Mandatory Lifers

Other Lifers

1998

13

14

1999

13

16

2000

13

11

2001

13

9

2002

14

9

2003

15

12

2004

14

9

2005

14

6

2006

14

7

2007

16

9

2008

16

9

The following table sets out the average tariff length for sentences received in the same time period, for mandatory lifers and other lifers (not including indeterminate sentences for public protection), rounded to the nearest year, by year and sentence. As with any large scale recording system, they are subject to possible errors arising from either data entry or processing.

Mandatory Lifers

Other Lifers

1998

13

6

1999

14

6

2000

14

5

2001

14

5

2002

13

5

2003

14

5

2004

15

6

2005

16

6

2006

19

8

2007

17

11

2008

18

11

To ask the Secretary of State for Justice how many and what proportion of prisoners who completed their sentence during (a) 2007 and (b) 2008 served their entire sentence in prison. (291835)

In accordance with the legislation which governs the release of prisoners, no prisoner serving a determinate sentence is required to serve the entire sentence in prison. Successive legislation on this, since 1967, has maintained the approach that prisoners should serve a proportion of their sentence in custody and the rest in the community, often subject to licence conditions on release. This approach is vital for the purposes of safely reintegrating prisoners back into the community and to reduce the risk of further offending. If prisoners were to serve their whole sentence in prison they would have to be released without any supervision or restrictions, which would put the public at risk.

Only those prisoners serving a life sentence with a whole life tariff will spend their entire sentence in prison.

The following table shows the average percentage of sentence served (including time on remand) for prisoners discharged from determinate sentences in 2007 and 2008 from prison establishments in England and Wales.

Percentage of time served including remand

2007

2008

Adult releases from prison 2007-08

Up to and including 6 months

58

58

Over 6 months and less than 12 months

51

49

12 months and less than 4 years

60

61

4 years and less than life

65

63

All determinate sentences

62

61

Young offenders releases from prison 2007-08

Up to and including 6 months

66

64

Over 6 months and up to and including 12 months

51

52

12 months and less than 4 years

53

54

4 years and less than life

61

59

All determinate sentences

57

56

This table is an extract from tables 9.1 and 9.2 in the recently published Offender Management Caseload Statistics 2008, a copy of which has been placed in the House of Commons Library and which can also be found at the following website:

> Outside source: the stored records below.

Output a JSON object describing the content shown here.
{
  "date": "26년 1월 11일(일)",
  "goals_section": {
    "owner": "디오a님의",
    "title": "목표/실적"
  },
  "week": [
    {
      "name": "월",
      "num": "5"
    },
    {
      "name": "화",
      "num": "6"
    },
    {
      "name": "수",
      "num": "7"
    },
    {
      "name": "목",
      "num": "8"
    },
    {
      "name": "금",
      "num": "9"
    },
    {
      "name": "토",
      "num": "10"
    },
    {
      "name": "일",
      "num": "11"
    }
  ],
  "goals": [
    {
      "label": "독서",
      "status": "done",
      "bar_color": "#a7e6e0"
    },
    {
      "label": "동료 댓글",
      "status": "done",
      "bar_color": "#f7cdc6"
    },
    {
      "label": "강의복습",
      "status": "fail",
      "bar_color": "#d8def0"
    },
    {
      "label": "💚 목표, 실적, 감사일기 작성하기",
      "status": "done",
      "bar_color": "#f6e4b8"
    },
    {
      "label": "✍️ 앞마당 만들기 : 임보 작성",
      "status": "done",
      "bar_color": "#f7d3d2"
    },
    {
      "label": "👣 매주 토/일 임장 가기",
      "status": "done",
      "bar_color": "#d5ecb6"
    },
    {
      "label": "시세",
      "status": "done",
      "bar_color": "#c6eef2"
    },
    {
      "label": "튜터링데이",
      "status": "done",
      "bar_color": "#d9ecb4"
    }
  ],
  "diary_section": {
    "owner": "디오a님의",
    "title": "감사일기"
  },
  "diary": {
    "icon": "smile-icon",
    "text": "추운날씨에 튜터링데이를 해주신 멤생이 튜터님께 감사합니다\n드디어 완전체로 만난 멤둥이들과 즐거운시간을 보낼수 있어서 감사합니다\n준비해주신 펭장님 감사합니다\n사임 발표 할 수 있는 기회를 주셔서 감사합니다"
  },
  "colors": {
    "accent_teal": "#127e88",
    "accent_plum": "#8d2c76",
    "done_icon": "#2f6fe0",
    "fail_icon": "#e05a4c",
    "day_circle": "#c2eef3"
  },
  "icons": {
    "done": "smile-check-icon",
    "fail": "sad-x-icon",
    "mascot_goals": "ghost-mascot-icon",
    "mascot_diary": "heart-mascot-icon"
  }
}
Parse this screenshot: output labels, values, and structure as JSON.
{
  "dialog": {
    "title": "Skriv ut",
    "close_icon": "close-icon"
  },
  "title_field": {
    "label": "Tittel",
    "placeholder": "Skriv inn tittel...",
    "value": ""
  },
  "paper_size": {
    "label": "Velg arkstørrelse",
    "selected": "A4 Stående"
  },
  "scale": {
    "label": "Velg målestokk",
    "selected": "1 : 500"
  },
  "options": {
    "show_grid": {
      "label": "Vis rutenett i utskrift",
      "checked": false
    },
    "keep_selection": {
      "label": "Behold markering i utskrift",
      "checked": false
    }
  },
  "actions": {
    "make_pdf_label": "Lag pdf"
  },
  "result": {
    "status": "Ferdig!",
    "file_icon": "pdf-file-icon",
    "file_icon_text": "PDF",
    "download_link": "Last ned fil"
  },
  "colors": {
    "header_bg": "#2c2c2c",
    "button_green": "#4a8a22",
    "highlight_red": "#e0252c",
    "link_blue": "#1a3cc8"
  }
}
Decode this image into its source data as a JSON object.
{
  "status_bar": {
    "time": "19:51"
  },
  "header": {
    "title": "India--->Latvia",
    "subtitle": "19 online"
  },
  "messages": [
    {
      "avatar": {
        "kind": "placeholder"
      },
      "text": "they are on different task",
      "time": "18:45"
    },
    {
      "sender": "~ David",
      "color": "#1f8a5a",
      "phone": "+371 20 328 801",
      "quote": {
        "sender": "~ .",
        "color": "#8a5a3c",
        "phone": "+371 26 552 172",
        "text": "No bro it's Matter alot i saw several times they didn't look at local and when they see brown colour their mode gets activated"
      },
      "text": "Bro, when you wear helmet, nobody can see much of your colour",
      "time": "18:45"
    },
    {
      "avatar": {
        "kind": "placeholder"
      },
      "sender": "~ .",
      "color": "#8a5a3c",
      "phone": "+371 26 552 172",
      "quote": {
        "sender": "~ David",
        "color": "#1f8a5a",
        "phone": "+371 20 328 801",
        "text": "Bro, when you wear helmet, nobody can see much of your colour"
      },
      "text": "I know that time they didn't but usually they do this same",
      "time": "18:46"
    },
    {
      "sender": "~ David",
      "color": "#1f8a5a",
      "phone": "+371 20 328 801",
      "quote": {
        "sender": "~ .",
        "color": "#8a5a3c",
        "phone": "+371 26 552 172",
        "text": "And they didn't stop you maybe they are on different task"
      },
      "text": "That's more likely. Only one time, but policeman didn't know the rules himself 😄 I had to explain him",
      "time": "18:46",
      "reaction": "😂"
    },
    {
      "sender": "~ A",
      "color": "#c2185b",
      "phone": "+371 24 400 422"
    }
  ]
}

http://www.justice.gov.uk/publications/prisonand probation.htm

These figures have been drawn from administrative IT systems which, as with any large scale recording system, are subject to possible errors with data entry and processing.